> _Work instruction_
Please tally the lines of the records that contain "description" and send back only the total.

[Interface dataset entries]
********

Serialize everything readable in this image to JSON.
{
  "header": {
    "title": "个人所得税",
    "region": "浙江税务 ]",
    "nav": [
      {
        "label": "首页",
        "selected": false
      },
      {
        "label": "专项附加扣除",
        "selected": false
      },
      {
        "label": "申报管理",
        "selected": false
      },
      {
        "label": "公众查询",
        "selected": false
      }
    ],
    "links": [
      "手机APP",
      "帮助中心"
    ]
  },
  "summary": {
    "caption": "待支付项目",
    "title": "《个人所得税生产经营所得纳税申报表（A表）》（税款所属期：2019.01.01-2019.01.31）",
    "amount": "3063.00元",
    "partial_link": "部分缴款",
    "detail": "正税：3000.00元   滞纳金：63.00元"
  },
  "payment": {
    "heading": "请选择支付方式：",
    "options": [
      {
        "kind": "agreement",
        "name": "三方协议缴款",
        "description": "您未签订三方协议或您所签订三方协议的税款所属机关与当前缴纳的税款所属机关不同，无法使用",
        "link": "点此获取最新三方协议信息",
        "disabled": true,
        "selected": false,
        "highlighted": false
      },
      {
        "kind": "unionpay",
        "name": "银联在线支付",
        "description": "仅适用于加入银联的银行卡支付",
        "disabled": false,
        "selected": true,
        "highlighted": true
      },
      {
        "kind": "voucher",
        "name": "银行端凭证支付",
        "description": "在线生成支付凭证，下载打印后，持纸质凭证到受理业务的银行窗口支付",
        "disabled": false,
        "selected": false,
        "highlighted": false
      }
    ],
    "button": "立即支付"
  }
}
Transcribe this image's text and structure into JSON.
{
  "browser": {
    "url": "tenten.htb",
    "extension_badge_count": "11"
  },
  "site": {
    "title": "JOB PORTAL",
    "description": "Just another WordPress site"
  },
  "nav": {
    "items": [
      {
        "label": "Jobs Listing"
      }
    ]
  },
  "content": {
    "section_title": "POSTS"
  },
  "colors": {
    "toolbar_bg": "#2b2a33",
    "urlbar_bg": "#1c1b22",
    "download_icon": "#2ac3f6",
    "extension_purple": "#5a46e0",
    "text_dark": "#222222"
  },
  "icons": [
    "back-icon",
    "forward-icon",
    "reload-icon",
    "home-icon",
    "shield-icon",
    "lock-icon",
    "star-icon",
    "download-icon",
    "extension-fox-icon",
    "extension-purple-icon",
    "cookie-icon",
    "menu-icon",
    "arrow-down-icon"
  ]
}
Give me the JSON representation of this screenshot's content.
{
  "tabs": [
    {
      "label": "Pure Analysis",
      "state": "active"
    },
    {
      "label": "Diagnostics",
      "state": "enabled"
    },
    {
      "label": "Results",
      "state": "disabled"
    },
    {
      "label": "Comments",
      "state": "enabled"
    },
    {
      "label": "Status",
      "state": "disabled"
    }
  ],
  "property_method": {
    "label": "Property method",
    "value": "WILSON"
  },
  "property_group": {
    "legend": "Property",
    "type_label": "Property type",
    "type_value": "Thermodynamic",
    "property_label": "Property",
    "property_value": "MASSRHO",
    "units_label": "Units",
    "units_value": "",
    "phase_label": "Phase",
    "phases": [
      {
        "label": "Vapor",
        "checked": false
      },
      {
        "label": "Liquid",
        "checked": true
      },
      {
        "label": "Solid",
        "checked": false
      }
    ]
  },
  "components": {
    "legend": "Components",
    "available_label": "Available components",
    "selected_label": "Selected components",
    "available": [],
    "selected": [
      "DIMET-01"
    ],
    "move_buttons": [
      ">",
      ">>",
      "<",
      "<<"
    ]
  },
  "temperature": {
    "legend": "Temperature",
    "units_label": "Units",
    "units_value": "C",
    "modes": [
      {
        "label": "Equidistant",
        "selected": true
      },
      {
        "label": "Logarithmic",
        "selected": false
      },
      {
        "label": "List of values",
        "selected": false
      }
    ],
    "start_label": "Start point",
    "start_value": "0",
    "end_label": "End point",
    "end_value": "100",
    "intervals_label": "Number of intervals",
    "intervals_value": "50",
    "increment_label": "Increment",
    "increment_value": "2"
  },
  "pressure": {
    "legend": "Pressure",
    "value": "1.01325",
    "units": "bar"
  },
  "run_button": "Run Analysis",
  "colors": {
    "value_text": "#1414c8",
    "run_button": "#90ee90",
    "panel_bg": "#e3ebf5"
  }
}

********

> _Solution to this task_
4